+++ DATASET EXTRACT

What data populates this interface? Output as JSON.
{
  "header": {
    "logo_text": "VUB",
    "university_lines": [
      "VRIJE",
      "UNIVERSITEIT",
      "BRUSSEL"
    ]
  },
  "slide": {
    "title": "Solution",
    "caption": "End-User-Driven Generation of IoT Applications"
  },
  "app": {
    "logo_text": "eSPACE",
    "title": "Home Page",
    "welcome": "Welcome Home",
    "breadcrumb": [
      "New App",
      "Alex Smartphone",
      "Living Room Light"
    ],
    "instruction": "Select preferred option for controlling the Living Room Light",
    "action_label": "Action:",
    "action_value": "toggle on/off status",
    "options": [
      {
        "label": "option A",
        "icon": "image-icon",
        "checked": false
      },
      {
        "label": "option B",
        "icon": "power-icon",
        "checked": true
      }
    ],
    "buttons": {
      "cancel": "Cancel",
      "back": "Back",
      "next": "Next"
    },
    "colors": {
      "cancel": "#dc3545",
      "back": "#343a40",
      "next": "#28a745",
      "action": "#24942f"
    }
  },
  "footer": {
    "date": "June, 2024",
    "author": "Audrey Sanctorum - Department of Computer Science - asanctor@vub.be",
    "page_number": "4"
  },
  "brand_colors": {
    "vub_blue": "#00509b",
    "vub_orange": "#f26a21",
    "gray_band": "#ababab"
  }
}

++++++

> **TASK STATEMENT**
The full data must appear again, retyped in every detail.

> **SOLUTION FOR THIS PROBLEM**
What data populates this interface? Output as JSON.
{
  "header": {
    "logo_text": "VUB",
    "university_lines": [
      "VRIJE",
      "UNIVERSITEIT",
      "BRUSSEL"
    ]
  },
  "slide": {
    "title": "Solution",
    "caption": "End-User-Driven Generation of IoT Applications"
  },
  "app": {
    "logo_text": "eSPACE",
    "title": "Home Page",
    "welcome": "Welcome Home",
    "breadcrumb": [
      "New App",
      "Alex Smartphone",
      "Living Room Light"
    ],
    "instruction": "Select preferred option for controlling the Living Room Light",
    "action_label": "Action:",
    "action_value": "toggle on/off status",
    "options": [
      {
        "label": "option A",
        "icon": "image-icon",
        "checked": false
      },
      {
        "label": "option B",
        "icon": "power-icon",
        "checked": true
      }
    ],
    "buttons": {
      "cancel": "Cancel",
      "back": "Back",
      "next": "Next"
    },
    "colors": {
      "cancel": "#dc3545",
      "back": "#343a40",
      "next": "#28a745",
      "action": "#24942f"
    }
  },
  "footer": {
    "date": "June, 2024",
    "author": "Audrey Sanctorum - Department of Computer Science - asanctor@vub.be",
    "page_number": "4"
  },
  "brand_colors": {
    "vub_blue": "#00509b",
    "vub_orange": "#f26a21",
    "gray_band": "#ababab"
  }
}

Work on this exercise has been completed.